After being trapped on an island in the middle of a hurricane, travel writer Lea Sutter discovers and adopts orphaned 12 year old twins Daniel and Samuel. But Lea’s husband Mark has his doubts about adopting the twins. Doubts that are soon justified when, shortly after Lea and the twins return to their Long Island home, Mark finds himself under suspicion for a brutal murder that occurred in his own front yard.
In the early 2000’s, YA fiction changed. The quality improved, it became respectable and all the monthly teen paperback series that were popular in the ‘80’s and ‘90’s died out. I had always assumed that Goosebumps and Fear Street had gone the way of The Babysitters Club and Sweet Valley High and that Stine had retired to do whatever he pleased. However, it turns out that, not only is Stine still writing around six Goosebumps books per year, he also has his own TV series (The Haunting Hour) and has recently come out with a new book for adults.

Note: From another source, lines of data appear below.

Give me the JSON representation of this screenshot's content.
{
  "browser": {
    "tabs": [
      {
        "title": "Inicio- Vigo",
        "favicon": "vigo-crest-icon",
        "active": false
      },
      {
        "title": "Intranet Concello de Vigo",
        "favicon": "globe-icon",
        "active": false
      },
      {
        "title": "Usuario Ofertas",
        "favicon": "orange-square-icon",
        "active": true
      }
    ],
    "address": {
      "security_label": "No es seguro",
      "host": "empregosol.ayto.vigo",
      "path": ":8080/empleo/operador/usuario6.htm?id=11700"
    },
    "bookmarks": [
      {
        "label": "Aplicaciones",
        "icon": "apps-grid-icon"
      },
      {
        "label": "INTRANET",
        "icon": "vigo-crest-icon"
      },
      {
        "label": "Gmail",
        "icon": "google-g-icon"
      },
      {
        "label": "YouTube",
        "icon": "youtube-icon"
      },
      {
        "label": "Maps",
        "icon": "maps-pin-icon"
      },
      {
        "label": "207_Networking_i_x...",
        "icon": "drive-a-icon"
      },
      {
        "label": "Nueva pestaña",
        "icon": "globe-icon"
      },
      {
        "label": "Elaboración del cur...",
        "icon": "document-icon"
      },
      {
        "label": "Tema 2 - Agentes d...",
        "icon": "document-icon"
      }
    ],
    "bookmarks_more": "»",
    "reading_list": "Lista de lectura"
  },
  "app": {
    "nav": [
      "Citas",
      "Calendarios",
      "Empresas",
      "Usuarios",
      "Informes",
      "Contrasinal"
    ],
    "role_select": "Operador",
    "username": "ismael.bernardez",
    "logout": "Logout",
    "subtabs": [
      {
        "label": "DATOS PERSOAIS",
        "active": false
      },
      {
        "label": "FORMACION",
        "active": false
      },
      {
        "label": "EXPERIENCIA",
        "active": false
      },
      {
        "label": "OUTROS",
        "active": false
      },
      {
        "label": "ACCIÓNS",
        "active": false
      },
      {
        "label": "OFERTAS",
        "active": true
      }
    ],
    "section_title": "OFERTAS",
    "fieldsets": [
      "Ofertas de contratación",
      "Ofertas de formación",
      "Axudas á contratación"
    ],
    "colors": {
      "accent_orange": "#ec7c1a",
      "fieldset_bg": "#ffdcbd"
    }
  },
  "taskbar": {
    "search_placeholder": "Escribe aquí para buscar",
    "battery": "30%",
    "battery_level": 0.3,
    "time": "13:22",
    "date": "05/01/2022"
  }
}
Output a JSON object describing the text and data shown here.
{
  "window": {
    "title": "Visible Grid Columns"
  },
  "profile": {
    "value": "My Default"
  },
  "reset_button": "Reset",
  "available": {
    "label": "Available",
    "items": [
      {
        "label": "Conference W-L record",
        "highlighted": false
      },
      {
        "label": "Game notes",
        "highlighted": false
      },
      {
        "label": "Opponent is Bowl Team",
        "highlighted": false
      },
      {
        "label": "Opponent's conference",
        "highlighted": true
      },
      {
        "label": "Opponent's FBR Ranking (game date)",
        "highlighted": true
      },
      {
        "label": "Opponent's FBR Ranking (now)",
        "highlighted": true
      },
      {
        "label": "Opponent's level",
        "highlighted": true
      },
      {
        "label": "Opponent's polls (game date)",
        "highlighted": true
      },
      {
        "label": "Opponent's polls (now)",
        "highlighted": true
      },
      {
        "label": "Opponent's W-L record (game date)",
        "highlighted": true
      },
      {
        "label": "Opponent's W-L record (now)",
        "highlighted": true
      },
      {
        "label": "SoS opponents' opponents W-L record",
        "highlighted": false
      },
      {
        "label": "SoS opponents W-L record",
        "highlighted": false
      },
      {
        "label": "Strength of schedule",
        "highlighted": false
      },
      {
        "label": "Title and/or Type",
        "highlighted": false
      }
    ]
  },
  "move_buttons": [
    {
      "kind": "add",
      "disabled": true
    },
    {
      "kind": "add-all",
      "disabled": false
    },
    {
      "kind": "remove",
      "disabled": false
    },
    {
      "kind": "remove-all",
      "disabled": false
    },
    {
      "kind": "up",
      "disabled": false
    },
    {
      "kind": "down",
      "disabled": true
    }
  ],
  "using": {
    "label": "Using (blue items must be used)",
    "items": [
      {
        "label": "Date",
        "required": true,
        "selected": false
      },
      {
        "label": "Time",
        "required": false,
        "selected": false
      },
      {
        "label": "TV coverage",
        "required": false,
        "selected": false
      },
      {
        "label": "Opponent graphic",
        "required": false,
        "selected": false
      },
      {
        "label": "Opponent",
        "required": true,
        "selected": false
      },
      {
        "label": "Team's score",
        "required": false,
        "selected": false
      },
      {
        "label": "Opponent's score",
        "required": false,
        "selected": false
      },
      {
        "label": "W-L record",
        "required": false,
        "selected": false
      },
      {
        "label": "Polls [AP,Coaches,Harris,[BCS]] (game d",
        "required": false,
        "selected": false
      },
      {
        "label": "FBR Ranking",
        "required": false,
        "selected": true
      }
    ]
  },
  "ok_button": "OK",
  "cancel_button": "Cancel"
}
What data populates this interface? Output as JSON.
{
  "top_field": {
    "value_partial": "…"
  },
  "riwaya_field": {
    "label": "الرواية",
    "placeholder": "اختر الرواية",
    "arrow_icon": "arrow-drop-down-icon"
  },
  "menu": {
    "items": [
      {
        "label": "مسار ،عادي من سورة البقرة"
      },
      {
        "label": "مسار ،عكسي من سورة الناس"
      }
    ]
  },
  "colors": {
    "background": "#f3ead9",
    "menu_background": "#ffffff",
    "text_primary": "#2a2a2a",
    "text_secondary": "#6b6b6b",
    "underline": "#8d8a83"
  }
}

Red Rain is Stine’s fourth book for adults, but the first I would class as a true adult novel. Stine is clearly most comfortable writing for and about kids and teens. His previous three attempts at breaking into the adult market (Superstitious, Eye Candy, and The Sitter) all had protagonists in their early 20’s who acted like over-grown teenagers, so for all intents and purposes, were effectively YA books, just with more swearing, sex and violence that you’d usually find in one of Stine’s books. In Red Rain, however, Lea and Mark Sutter are a married couple in their 30’s, with kids and jobs, who said goodbye to their own childhoods years ago. Of course, Stine, being who he is, had to find some way of getting kids into the mix, which he does by way of 12 year old twins Daniel and Samuel, who turn out to be more than the Sutters bargained for, in the full horror story sense of the phrase (Side note: Why is it that adopted kids are always evil in horror stories? Did all these horror writers hate Annie and Anne of Green Gables that much?). The scenes featuring the twins are where the story really comes to life. Nevertheless, the book never feels like it is actually aimed at 12 year olds.
Red Rain is not great literature, by any stretch of the imagination, but it is very entertaining. The writing is bad in parts (“He doesn’t want us to be happy. Pa doesn’t want to give us the things we want. You heard him. You heard every word. We have work to do. We have plans, boyo. We cannot let the new pa stand in our way.”) and some of the twists and turns are ridiculous to say the least, but if you enjoyed reading Stine’s Fear Street books, you’ll love it. That’s essentially what this book is – Fear Street for adults.
The Fear Street books weren’t great books either, but Stine’s formula of cliff-hangers at the end of each chapter and humour mixed with a genuine sense of danger, kept readers turning the pages and buying his books. No matter how much I laughed at the lameness of Red Rain (for example, who really adopts kids without so much as checking to see that their parents are really dead?), I kept reading, I had a lot of fun, and I was even surprised by a few plot twists that I didn’t see coming. By that definition, as far as I’m concerned, Red Rain was a good book.
Even though R.L. Stine was once called “the Stephen King of children’s literature”, his writing will never be mistaken for King’s, but it serves a purpose. I loved the Fear Street books and missed them sorely when the series ended. Red Rain provides one more opportunity for fans to journey down Fear Street and for that I am grateful.
Verdict: A laughably bad, good time that Fear Street fans will welcome.
Were you a fan of R.L. Stine? What was your favourite of Stine’s books? Comment below.